§ **Task brief**:
The records below need to be set down again exactly; their images stay out.

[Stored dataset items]
[Start of Attachment]

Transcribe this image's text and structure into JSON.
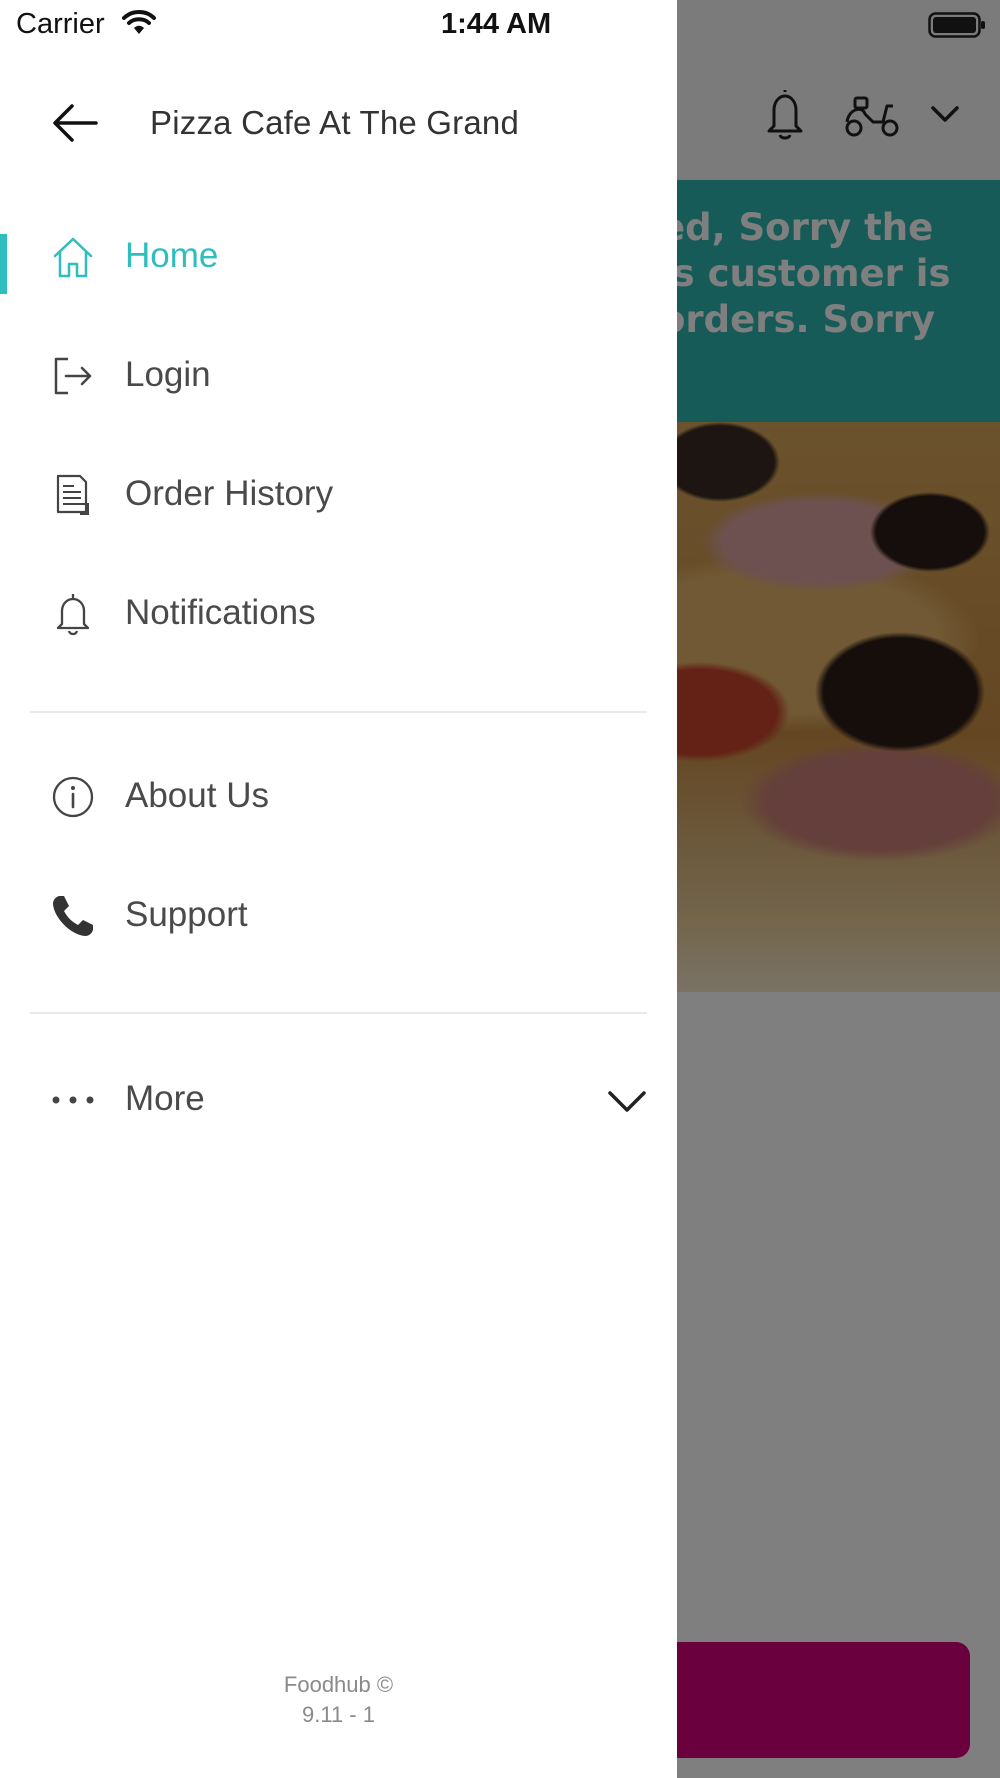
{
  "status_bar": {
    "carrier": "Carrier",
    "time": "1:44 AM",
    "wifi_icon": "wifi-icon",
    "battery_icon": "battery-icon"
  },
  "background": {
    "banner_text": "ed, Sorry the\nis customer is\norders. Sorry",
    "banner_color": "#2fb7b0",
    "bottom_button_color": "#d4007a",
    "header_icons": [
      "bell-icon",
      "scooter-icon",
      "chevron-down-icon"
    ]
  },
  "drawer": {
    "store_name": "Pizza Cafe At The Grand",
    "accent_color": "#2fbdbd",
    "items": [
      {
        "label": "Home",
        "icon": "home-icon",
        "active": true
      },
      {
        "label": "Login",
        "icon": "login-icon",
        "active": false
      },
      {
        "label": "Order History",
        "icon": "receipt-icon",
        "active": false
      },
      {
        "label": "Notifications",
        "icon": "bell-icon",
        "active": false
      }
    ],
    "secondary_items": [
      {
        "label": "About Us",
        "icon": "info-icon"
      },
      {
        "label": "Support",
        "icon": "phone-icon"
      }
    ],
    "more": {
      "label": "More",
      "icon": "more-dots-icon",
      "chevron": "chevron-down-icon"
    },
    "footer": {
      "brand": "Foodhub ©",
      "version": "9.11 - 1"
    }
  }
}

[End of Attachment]

§ **Response to the exercise**:
Transcribe this image's text and structure into JSON.
{
  "status_bar": {
    "carrier": "Carrier",
    "time": "1:44 AM",
    "wifi_icon": "wifi-icon",
    "battery_icon": "battery-icon"
  },
  "background": {
    "banner_text": "ed, Sorry the\nis customer is\norders. Sorry",
    "banner_color": "#2fb7b0",
    "bottom_button_color": "#d4007a",
    "header_icons": [
      "bell-icon",
      "scooter-icon",
      "chevron-down-icon"
    ]
  },
  "drawer": {
    "store_name": "Pizza Cafe At The Grand",
    "accent_color": "#2fbdbd",
    "items": [
      {
        "label": "Home",
        "icon": "home-icon",
        "active": true
      },
      {
        "label": "Login",
        "icon": "login-icon",
        "active": false
      },
      {
        "label": "Order History",
        "icon": "receipt-icon",
        "active": false
      },
      {
        "label": "Notifications",
        "icon": "bell-icon",
        "active": false
      }
    ],
    "secondary_items": [
      {
        "label": "About Us",
        "icon": "info-icon"
      },
      {
        "label": "Support",
        "icon": "phone-icon"
      }
    ],
    "more": {
      "label": "More",
      "icon": "more-dots-icon",
      "chevron": "chevron-down-icon"
    },
    "footer": {
      "brand": "Foodhub ©",
      "version": "9.11 - 1"
    }
  }
}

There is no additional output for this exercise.